If by our regular use of the phrase “To fulfil all righteousness”, we meant that something must be done because it is incumbent on us, it would be wholly in keeping with the Lord’s own usage. However, there is a subtle twist… a perversion, shall we say, in our version. A careful listener will note that our meaning is more that something must be done merely because it is incumbent on us. That extra word makes all the difference.
Very often things we do to “Fulfil all righteousness” are done badly, uncommittedly, haphazardly, or half-heartedly. We have no further objective for them that the mere doing of them… than the mere meeting of some expectation on us. It may be an assignment from a superior, a routine but necessary chore at home, or a prepared schedule to be executed for a church program. Sometimes our objectives, if we have any, are entirely removed from the task, albeit dependent on it: Perhaps we won’t get the week’s allowance unless we keep the house clean. When we perform these tasks – even with the best of our effort – with no further aim than that they must be done, we are merely “Fulfilling all righteousness.”
This is not how the Lord used the phrase, or how He approached His baptism. For him it was not merely the requirement of baptism, but the baptism; not merely the law, but the path to a salvation He knew only He could – and chose to – consummate. Our Lord was not so concerned with a checklist of rites He must render to the Father, as with the great cause which necessitated them: a cause He not only designed, but believed in wholeheartedly.

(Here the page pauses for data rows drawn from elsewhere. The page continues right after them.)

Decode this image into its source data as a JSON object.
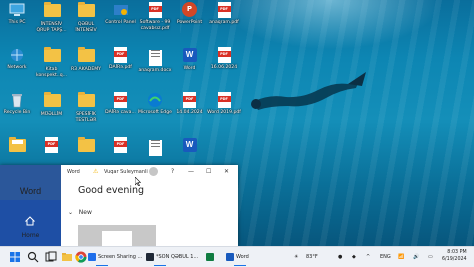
{
  "desktop": {
    "icons": [
      {
        "label": "This PC",
        "type": "pc"
      },
      {
        "label": "İNTENSİV QRUP TAPŞ...",
        "type": "folder"
      },
      {
        "label": "QƏBUL İNTENSİV",
        "type": "folder"
      },
      {
        "label": "Control Panel",
        "type": "control"
      },
      {
        "label": "Software - 99 cavabsız.pdf",
        "type": "pdf"
      },
      {
        "label": "PowerPoint",
        "type": "ppt"
      },
      {
        "label": "anaqram.pdf",
        "type": "pdf"
      },
      {
        "label": "Network",
        "type": "network"
      },
      {
        "label": "Kitab konspekt..q...",
        "type": "folder"
      },
      {
        "label": "R3 AKADEMY",
        "type": "folder"
      },
      {
        "label": "DAİRə.pdf",
        "type": "pdf"
      },
      {
        "label": "anaqram.docx",
        "type": "doc"
      },
      {
        "label": "Word",
        "type": "word"
      },
      {
        "label": "16.06.2024",
        "type": "pdf"
      },
      {
        "label": "Recycle Bin",
        "type": "bin"
      },
      {
        "label": "MÜƏLLİM",
        "type": "folder"
      },
      {
        "label": "SPESİFİK TESTLƏR",
        "type": "folder"
      },
      {
        "label": "DAİRə cava...",
        "type": "pdf"
      },
      {
        "label": "Microsoft Edge",
        "type": "edge"
      },
      {
        "label": "14.04.2024",
        "type": "pdf"
      },
      {
        "label": "Word 2019.pdf",
        "type": "pdf"
      },
      {
        "label": "",
        "type": "user"
      },
      {
        "label": "",
        "type": "pdf"
      },
      {
        "label": "",
        "type": "folder"
      },
      {
        "label": "",
        "type": "pdf"
      },
      {
        "label": "",
        "type": "doc"
      },
      {
        "label": "",
        "type": "word"
      }
    ]
  },
  "word_window": {
    "app_title": "Word",
    "user_name": "Vuqar Suleymanli",
    "help": "?",
    "sidebar_brand": "Word",
    "home_label": "Home",
    "greeting": "Good evening",
    "new_section": "New"
  },
  "taskbar": {
    "search_placeholder": "",
    "apps": [
      {
        "label": "Screen Sharing ...",
        "color": "#1f6feb"
      },
      {
        "label": "*SON QƏBUL 1...",
        "color": "#1f2937"
      },
      {
        "label": "",
        "color": "#107c41"
      },
      {
        "label": "Word",
        "color": "#185abd"
      }
    ],
    "weather": "83°F",
    "language": "ENG",
    "time": "8:03 PM",
    "date": "6/19/2024"
  },
  "colors": {
    "word_blue": "#2b579a",
    "taskbar": "#eef1f6",
    "accent": "#1a73e8"
  }
}
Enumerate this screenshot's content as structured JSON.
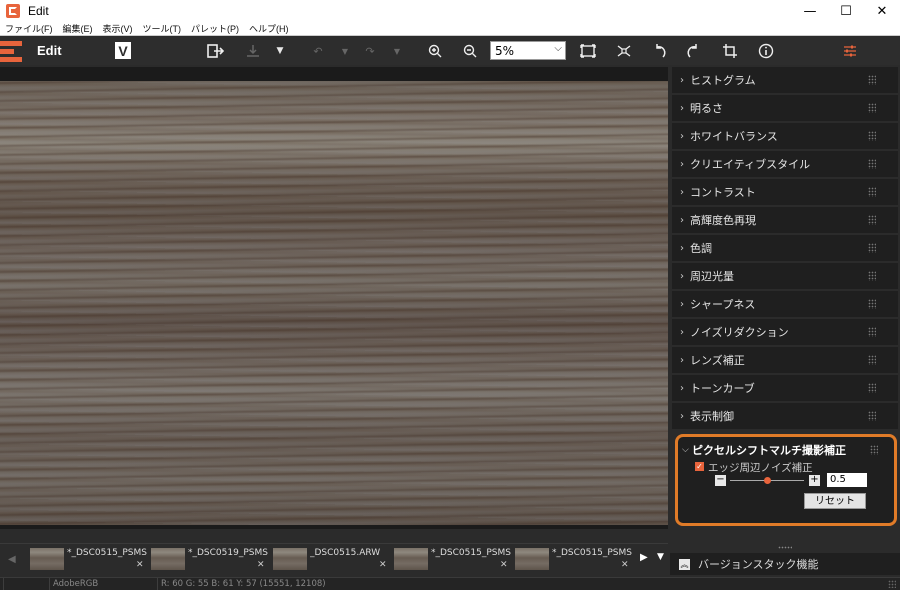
{
  "window": {
    "title": "Edit",
    "minimize": "—",
    "maximize": "☐",
    "close": "✕"
  },
  "menu": [
    "ファイル(F)",
    "編集(E)",
    "表示(V)",
    "ツール(T)",
    "パレット(P)",
    "ヘルプ(H)"
  ],
  "toolbar": {
    "mode_label": "Edit",
    "badge": "V",
    "zoom_value": "5%"
  },
  "palettes": [
    "ヒストグラム",
    "明るさ",
    "ホワイトバランス",
    "クリエイティブスタイル",
    "コントラスト",
    "高輝度色再現",
    "色調",
    "周辺光量",
    "シャープネス",
    "ノイズリダクション",
    "レンズ補正",
    "トーンカーブ",
    "表示制御"
  ],
  "pixel_shift": {
    "title": "ピクセルシフトマルチ撮影補正",
    "checkbox_label": "エッジ周辺ノイズ補正",
    "checked": true,
    "value": "0.5",
    "slider_level": 0.5,
    "reset_label": "リセット"
  },
  "filmstrip": [
    "*_DSC0515_PSMS...",
    "*_DSC0519_PSMS1...",
    "_DSC0515.ARW",
    "*_DSC0515_PSMS ...",
    "*_DSC0515_PSMS ..."
  ],
  "version_stack": {
    "label": "バージョンスタック機能"
  },
  "status": {
    "profile": "AdobeRGB",
    "pixel": "R:  60  G:  55  B:  61  Y:  57     (15551, 12108)"
  },
  "colors": {
    "accent": "#e8643c",
    "highlight_border": "#e07b28"
  }
}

This then is the difference: caring about the thing that we are expected do, and in the result that it will produce if we do it well. What Jesus was really saying to John was, “Let us do this not merely because it is required for righteousness, but because it will be effective unto righteousness.”
Do not merely fulfil righteousness. Rather, “Whatever you do, do it heartily, as to the Lord and not to men.